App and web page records
##########

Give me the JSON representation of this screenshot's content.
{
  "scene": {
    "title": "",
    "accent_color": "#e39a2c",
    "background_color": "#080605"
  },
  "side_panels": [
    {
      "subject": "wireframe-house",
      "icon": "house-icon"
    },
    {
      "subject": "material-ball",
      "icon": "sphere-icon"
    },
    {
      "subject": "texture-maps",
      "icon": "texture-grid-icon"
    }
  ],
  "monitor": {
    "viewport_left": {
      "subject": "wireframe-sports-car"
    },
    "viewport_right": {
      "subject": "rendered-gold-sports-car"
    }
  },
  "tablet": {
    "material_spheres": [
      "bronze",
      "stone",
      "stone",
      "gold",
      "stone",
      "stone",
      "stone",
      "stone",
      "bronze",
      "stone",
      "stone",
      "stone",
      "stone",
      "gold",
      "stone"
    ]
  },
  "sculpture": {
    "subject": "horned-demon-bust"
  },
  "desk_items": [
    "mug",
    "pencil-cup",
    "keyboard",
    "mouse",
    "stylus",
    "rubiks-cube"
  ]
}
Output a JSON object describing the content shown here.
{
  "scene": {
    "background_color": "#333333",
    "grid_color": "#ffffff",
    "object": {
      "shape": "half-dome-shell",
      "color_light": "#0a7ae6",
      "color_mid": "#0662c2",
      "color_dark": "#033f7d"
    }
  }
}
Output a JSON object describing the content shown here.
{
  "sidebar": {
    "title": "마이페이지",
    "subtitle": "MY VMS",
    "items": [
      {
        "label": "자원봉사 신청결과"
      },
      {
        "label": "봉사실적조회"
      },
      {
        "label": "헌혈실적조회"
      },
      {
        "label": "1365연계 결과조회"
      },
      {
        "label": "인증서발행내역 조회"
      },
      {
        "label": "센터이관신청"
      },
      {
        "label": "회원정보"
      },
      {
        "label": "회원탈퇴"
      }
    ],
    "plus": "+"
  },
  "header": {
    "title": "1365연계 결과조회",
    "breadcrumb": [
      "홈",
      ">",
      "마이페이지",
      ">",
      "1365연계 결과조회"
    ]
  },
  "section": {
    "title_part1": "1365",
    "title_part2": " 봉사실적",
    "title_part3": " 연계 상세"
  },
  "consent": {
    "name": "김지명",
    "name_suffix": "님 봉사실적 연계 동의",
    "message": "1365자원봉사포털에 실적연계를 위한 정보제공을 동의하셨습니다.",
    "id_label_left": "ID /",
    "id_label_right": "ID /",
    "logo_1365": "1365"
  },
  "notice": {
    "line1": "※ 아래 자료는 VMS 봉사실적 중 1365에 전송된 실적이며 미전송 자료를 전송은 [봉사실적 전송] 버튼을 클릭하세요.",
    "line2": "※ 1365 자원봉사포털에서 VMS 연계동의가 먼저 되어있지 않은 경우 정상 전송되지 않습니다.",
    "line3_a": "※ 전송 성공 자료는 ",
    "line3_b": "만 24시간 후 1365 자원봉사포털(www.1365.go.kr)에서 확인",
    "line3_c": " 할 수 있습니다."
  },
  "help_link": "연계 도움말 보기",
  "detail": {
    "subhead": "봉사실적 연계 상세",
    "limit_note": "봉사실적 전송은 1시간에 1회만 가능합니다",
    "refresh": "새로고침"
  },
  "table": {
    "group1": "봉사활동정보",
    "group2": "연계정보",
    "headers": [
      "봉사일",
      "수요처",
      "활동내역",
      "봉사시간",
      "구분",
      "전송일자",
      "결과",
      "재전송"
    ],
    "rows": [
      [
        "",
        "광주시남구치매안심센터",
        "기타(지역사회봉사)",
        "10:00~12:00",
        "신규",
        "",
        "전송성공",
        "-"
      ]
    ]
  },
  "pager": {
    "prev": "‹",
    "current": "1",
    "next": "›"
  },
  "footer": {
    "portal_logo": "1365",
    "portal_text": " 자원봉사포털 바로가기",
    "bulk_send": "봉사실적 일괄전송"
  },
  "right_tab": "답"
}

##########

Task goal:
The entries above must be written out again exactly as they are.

Output for this exercise:
Give me the JSON representation of this screenshot's content.
{
  "scene": {
    "title": "",
    "accent_color": "#e39a2c",
    "background_color": "#080605"
  },
  "side_panels": [
    {
      "subject": "wireframe-house",
      "icon": "house-icon"
    },
    {
      "subject": "material-ball",
      "icon": "sphere-icon"
    },
    {
      "subject": "texture-maps",
      "icon": "texture-grid-icon"
    }
  ],
  "monitor": {
    "viewport_left": {
      "subject": "wireframe-sports-car"
    },
    "viewport_right": {
      "subject": "rendered-gold-sports-car"
    }
  },
  "tablet": {
    "material_spheres": [
      "bronze",
      "stone",
      "stone",
      "gold",
      "stone",
      "stone",
      "stone",
      "stone",
      "bronze",
      "stone",
      "stone",
      "stone",
      "stone",
      "gold",
      "stone"
    ]
  },
  "sculpture": {
    "subject": "horned-demon-bust"
  },
  "desk_items": [
    "mug",
    "pencil-cup",
    "keyboard",
    "mouse",
    "stylus",
    "rubiks-cube"
  ]
}
Output a JSON object describing the content shown here.
{
  "scene": {
    "background_color": "#333333",
    "grid_color": "#ffffff",
    "object": {
      "shape": "half-dome-shell",
      "color_light": "#0a7ae6",
      "color_mid": "#0662c2",
      "color_dark": "#033f7d"
    }
  }
}
Output a JSON object describing the content shown here.
{
  "sidebar": {
    "title": "마이페이지",
    "subtitle": "MY VMS",
    "items": [
      {
        "label": "자원봉사 신청결과"
      },
      {
        "label": "봉사실적조회"
      },
      {
        "label": "헌혈실적조회"
      },
      {
        "label": "1365연계 결과조회"
      },
      {
        "label": "인증서발행내역 조회"
      },
      {
        "label": "센터이관신청"
      },
      {
        "label": "회원정보"
      },
      {
        "label": "회원탈퇴"
      }
    ],
    "plus": "+"
  },
  "header": {
    "title": "1365연계 결과조회",
    "breadcrumb": [
      "홈",
      ">",
      "마이페이지",
      ">",
      "1365연계 결과조회"
    ]
  },
  "section": {
    "title_part1": "1365",
    "title_part2": " 봉사실적",
    "title_part3": " 연계 상세"
  },
  "consent": {
    "name": "김지명",
    "name_suffix": "님 봉사실적 연계 동의",
    "message": "1365자원봉사포털에 실적연계를 위한 정보제공을 동의하셨습니다.",
    "id_label_left": "ID /",
    "id_label_right": "ID /",
    "logo_1365": "1365"
  },
  "notice": {
    "line1": "※ 아래 자료는 VMS 봉사실적 중 1365에 전송된 실적이며 미전송 자료를 전송은 [봉사실적 전송] 버튼을 클릭하세요.",
    "line2": "※ 1365 자원봉사포털에서 VMS 연계동의가 먼저 되어있지 않은 경우 정상 전송되지 않습니다.",
    "line3_a": "※ 전송 성공 자료는 ",
    "line3_b": "만 24시간 후 1365 자원봉사포털(www.1365.go.kr)에서 확인",
    "line3_c": " 할 수 있습니다."
  },
  "help_link": "연계 도움말 보기",
  "detail": {
    "subhead": "봉사실적 연계 상세",
    "limit_note": "봉사실적 전송은 1시간에 1회만 가능합니다",
    "refresh": "새로고침"
  },
  "table": {
    "group1": "봉사활동정보",
    "group2": "연계정보",
    "headers": [
      "봉사일",
      "수요처",
      "활동내역",
      "봉사시간",
      "구분",
      "전송일자",
      "결과",
      "재전송"
    ],
    "rows": [
      [
        "",
        "광주시남구치매안심센터",
        "기타(지역사회봉사)",
        "10:00~12:00",
        "신규",
        "",
        "전송성공",
        "-"
      ]
    ]
  },
  "pager": {
    "prev": "‹",
    "current": "1",
    "next": "›"
  },
  "footer": {
    "portal_logo": "1365",
    "portal_text": " 자원봉사포털 바로가기",
    "bulk_send": "봉사실적 일괄전송"
  },
  "right_tab": "답"
}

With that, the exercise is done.